4) Believe in YOU!

Even though you don’t believe in yourself at the moment, there are people who do. That is why you were hired for the job, got accepted to graduate school, etc. Whatever the scenario, someone, somewhere believed you were capable. Use their belief in you as validation in you until you start to believe in yourself.

5) Focus On the Facts

Emotions skew reality. It’s not the facts about the situation that are upsetting you, it’s the stories you tell yourself and the emotions around those stories. If you start to feel negative emotions, stop and remind yourself of the actual facts. List the facts and watch how freeing that is as your doubts disappears.

What thoughts get in the way of you completing a task?

 

How to Get Going On a New Task When You Have ADHD

In this video, I answer a great question from a blog reader.

“It seems to take me forever to get going on new activities; especially when I start my day or at the office. Can you help?”

This is a very common problem and it’s pretty easy to overcome when you know what to do. So watch this short video to find out what the 3 steps are!

How to Stop Worrying When You Have ADHD

Worry and ADHD go hand in hand. Your creative busy mind thinks of all sorts of things to worry about. However, there are things you can do to empower yourself and stop worrying. In this video, I share my 3 best tips!

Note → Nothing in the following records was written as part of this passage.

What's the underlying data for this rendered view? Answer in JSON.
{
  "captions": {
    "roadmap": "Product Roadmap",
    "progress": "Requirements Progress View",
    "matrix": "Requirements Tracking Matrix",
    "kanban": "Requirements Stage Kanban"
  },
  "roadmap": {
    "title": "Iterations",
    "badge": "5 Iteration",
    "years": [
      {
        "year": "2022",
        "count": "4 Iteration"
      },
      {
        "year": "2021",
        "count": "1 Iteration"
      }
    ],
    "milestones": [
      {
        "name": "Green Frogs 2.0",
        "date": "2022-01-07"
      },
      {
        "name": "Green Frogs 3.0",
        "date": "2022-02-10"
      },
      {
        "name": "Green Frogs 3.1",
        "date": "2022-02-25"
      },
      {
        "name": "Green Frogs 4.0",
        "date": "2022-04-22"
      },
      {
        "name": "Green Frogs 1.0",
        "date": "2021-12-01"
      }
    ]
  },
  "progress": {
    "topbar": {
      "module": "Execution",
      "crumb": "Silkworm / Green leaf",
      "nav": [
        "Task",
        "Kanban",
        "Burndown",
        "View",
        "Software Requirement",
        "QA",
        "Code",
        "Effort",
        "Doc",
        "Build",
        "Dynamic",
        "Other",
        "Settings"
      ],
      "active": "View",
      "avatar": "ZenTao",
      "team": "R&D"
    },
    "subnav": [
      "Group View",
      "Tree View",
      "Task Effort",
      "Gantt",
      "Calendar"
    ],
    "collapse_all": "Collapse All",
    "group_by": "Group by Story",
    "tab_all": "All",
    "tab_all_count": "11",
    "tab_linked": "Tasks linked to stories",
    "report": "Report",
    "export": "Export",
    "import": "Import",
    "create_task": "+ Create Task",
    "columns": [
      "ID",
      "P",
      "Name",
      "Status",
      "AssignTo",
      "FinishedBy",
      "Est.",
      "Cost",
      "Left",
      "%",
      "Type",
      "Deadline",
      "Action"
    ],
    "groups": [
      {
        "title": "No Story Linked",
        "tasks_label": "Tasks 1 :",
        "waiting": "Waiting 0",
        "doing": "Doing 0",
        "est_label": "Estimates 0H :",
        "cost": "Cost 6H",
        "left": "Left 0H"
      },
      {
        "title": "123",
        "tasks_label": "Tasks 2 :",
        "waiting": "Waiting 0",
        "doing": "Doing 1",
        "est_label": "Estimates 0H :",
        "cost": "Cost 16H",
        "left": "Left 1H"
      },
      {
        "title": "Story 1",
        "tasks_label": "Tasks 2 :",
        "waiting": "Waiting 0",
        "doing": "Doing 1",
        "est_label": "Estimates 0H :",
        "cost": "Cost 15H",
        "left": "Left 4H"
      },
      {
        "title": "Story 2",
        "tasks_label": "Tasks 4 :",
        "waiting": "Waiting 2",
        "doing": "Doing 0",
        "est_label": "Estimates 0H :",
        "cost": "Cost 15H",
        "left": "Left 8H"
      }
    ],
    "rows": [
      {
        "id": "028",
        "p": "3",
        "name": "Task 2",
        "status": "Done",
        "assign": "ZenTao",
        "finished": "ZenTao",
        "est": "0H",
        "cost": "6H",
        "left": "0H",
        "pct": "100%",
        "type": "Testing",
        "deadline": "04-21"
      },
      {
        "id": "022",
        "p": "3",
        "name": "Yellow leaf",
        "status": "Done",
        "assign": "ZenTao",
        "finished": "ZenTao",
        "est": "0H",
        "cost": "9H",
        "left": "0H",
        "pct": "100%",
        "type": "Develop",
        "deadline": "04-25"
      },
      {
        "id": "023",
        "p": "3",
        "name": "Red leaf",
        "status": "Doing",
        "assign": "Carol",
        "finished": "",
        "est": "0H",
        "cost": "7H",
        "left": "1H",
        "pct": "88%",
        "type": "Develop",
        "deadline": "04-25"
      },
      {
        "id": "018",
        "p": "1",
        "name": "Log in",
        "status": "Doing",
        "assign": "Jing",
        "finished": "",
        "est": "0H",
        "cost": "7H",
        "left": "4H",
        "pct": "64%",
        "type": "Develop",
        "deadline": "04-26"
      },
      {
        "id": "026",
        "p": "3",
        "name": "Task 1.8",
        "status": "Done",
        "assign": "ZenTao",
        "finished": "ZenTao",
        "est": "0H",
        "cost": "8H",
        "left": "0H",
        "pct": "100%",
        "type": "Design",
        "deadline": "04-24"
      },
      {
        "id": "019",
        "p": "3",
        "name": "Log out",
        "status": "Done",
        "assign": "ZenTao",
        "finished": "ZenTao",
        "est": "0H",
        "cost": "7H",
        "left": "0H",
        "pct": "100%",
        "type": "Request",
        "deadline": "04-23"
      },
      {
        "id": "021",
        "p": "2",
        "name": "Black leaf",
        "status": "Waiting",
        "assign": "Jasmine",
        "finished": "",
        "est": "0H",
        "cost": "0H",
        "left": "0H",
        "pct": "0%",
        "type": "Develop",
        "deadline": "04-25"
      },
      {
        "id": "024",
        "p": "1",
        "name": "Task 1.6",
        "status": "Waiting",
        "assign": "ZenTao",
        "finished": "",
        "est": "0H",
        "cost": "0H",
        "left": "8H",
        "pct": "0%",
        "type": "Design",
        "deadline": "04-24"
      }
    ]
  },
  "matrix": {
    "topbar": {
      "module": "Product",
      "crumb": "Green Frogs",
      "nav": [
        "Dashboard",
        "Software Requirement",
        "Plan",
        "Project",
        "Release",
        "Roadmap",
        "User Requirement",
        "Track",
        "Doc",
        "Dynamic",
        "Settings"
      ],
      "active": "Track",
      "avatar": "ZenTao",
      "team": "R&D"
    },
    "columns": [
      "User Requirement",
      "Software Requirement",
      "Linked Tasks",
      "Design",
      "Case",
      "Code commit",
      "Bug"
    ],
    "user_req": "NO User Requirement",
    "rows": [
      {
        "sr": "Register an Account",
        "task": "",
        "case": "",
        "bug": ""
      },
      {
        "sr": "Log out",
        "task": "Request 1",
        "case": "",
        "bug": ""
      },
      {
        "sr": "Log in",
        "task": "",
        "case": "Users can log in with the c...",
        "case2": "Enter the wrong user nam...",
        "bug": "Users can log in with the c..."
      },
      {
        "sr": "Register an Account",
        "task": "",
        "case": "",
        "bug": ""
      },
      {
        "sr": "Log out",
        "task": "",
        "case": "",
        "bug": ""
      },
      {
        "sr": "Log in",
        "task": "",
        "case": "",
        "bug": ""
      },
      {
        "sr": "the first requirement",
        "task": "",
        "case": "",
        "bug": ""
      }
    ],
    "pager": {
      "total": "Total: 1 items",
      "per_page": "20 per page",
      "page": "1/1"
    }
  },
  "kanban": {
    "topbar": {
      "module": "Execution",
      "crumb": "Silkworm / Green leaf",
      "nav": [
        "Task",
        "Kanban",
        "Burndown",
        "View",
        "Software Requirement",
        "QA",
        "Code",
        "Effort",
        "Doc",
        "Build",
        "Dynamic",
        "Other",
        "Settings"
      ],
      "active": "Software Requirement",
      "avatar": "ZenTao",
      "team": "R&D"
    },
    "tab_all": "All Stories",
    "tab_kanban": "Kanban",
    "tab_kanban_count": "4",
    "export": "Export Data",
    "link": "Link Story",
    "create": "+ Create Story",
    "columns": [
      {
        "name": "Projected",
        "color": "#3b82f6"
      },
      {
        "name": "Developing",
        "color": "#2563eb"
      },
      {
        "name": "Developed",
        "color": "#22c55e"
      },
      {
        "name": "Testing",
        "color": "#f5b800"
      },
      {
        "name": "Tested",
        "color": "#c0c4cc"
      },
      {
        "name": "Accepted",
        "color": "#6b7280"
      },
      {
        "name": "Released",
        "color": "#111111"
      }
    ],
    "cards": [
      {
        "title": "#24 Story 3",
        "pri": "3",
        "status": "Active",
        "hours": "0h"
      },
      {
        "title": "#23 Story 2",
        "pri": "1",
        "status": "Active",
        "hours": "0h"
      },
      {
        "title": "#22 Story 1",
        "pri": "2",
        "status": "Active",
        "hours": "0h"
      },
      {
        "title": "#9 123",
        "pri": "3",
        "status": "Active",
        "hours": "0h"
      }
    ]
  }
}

What do you worry about? Leave a note for me in the comment section below.

Download this inspirational printout by clicking on the image below:
Worry Doesn't Empty Tomorrow Of It's Sorrow. It Empties Today Of It's Strength.  ~ Corrie Ten Boom